*** Opening STUDY MATERIAL ***
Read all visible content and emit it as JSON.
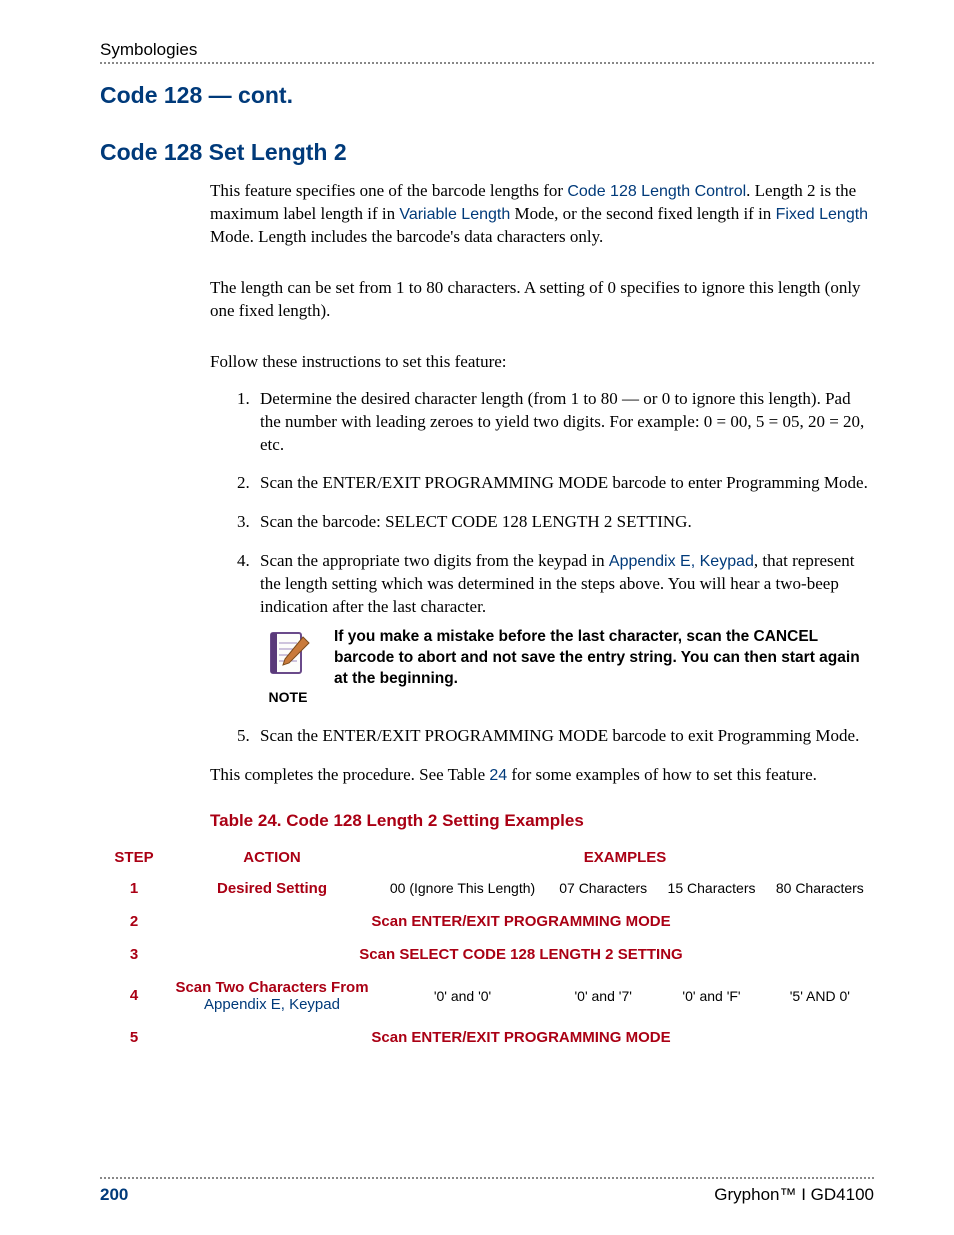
{
  "header": {
    "running": "Symbologies"
  },
  "titles": {
    "cont": "Code 128 — cont.",
    "section": "Code 128 Set Length 2"
  },
  "para": {
    "intro_a": "This feature specifies one of the barcode lengths for ",
    "link_lengthControl": "Code 128 Length Control",
    "intro_b": ". Length 2 is the maximum label length if in ",
    "link_variable": "Variable Length",
    "intro_c": " Mode, or the second fixed length if in ",
    "link_fixed": "Fixed Length",
    "intro_d": " Mode. Length includes the barcode's data characters only.",
    "range": "The length can be set from 1 to 80 characters. A setting of 0 specifies to ignore this length (only one fixed length).",
    "follow": "Follow these instructions to set this feature:"
  },
  "steps": {
    "s1": "Determine the desired character length (from 1 to 80 — or 0 to ignore this length). Pad the number with leading zeroes to yield two digits. For example: 0 = 00, 5 = 05, 20 = 20, etc.",
    "s2": "Scan the ENTER/EXIT PROGRAMMING MODE barcode to enter Programming Mode.",
    "s3": "Scan the barcode: SELECT CODE 128 LENGTH 2 SETTING.",
    "s4a": "Scan the appropriate two digits from the keypad in ",
    "s4link": "Appendix E, Keypad",
    "s4b": ", that represent the length setting which was determined in the steps above. You will hear a two-beep indication after the last character.",
    "s5": "Scan the ENTER/EXIT PROGRAMMING MODE barcode to exit Programming Mode."
  },
  "note": {
    "label": "NOTE",
    "text": "If you make a mistake before the last character, scan the CANCEL barcode to abort and not save the entry string. You can then start again at the beginning."
  },
  "closing": {
    "a": "This completes the procedure. See Table ",
    "link": "24",
    "b": " for some examples of how to set this feature."
  },
  "table": {
    "caption": "Table 24. Code 128 Length 2 Setting Examples",
    "head_step": "STEP",
    "head_action": "ACTION",
    "head_examples": "EXAMPLES",
    "r1_action": "Desired Setting",
    "r1_c1": "00 (Ignore This Length)",
    "r1_c2": "07 Characters",
    "r1_c3": "15 Characters",
    "r1_c4": "80 Characters",
    "r2": "Scan ENTER/EXIT PROGRAMMING MODE",
    "r3": "Scan SELECT CODE 128 LENGTH 2 SETTING",
    "r4_action_a": "Scan Two Characters From ",
    "r4_action_link": "Appendix E, Keypad",
    "r4_c1": "'0' and '0'",
    "r4_c2": "'0' and '7'",
    "r4_c3": "'0' and 'F'",
    "r4_c4": "'5' AND 0'",
    "r5": "Scan ENTER/EXIT PROGRAMMING MODE",
    "n1": "1",
    "n2": "2",
    "n3": "3",
    "n4": "4",
    "n5": "5"
  },
  "footer": {
    "page": "200",
    "product": "Gryphon™ I GD4100"
  }
}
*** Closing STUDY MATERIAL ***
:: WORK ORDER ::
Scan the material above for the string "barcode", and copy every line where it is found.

:: ANSWER SECTION ::
    "intro_a": "This feature specifies one of the barcode lengths for ",
    "intro_d": " Mode. Length includes the barcode's data characters only.",
    "s2": "Scan the ENTER/EXIT PROGRAMMING MODE barcode to enter Programming Mode.",
    "s3": "Scan the barcode: SELECT CODE 128 LENGTH 2 SETTING.",
    "s5": "Scan the ENTER/EXIT PROGRAMMING MODE barcode to exit Programming Mode."
    "text": "If you make a mistake before the last character, scan the CANCEL barcode to abort and not save the entry string. You can then start again at the beginning."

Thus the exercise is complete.